START The input

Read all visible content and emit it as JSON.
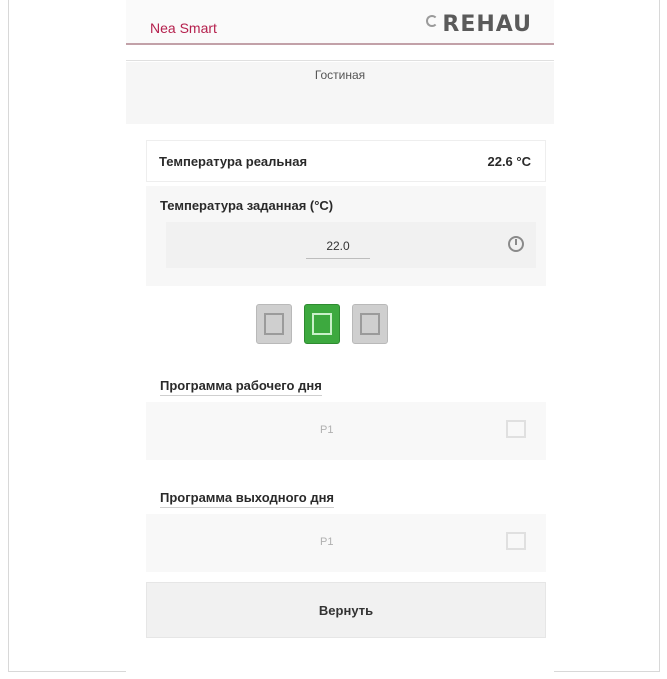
{
  "header": {
    "app_title": "Nea Smart",
    "logo_text": "REHAU",
    "accent_color": "#b5204d"
  },
  "room": {
    "name": "Гостиная"
  },
  "temperature": {
    "actual_label": "Температура реальная",
    "actual_value": "22.6 °C",
    "set_label": "Температура заданная (°C)",
    "set_value": "22.0"
  },
  "modes": {
    "items": [
      {
        "name": "mode-manual",
        "icon": "manual-mode-icon",
        "active": false
      },
      {
        "name": "mode-program",
        "icon": "program-mode-icon",
        "active": true
      },
      {
        "name": "mode-holiday",
        "icon": "holiday-mode-icon",
        "active": false
      }
    ],
    "active_color": "#3da93f"
  },
  "programs": {
    "workday_label": "Программа рабочего дня",
    "workday_value": "P1",
    "weekend_label": "Программа выходного дня",
    "weekend_value": "P1"
  },
  "reset_label": "Вернуть"
}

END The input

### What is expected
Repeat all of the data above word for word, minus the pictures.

### Exercise response
Read all visible content and emit it as JSON.
{
  "header": {
    "app_title": "Nea Smart",
    "logo_text": "REHAU",
    "accent_color": "#b5204d"
  },
  "room": {
    "name": "Гостиная"
  },
  "temperature": {
    "actual_label": "Температура реальная",
    "actual_value": "22.6 °C",
    "set_label": "Температура заданная (°C)",
    "set_value": "22.0"
  },
  "modes": {
    "items": [
      {
        "name": "mode-manual",
        "icon": "manual-mode-icon",
        "active": false
      },
      {
        "name": "mode-program",
        "icon": "program-mode-icon",
        "active": true
      },
      {
        "name": "mode-holiday",
        "icon": "holiday-mode-icon",
        "active": false
      }
    ],
    "active_color": "#3da93f"
  },
  "programs": {
    "workday_label": "Программа рабочего дня",
    "workday_value": "P1",
    "weekend_label": "Программа выходного дня",
    "weekend_value": "P1"
  },
  "reset_label": "Вернуть"
}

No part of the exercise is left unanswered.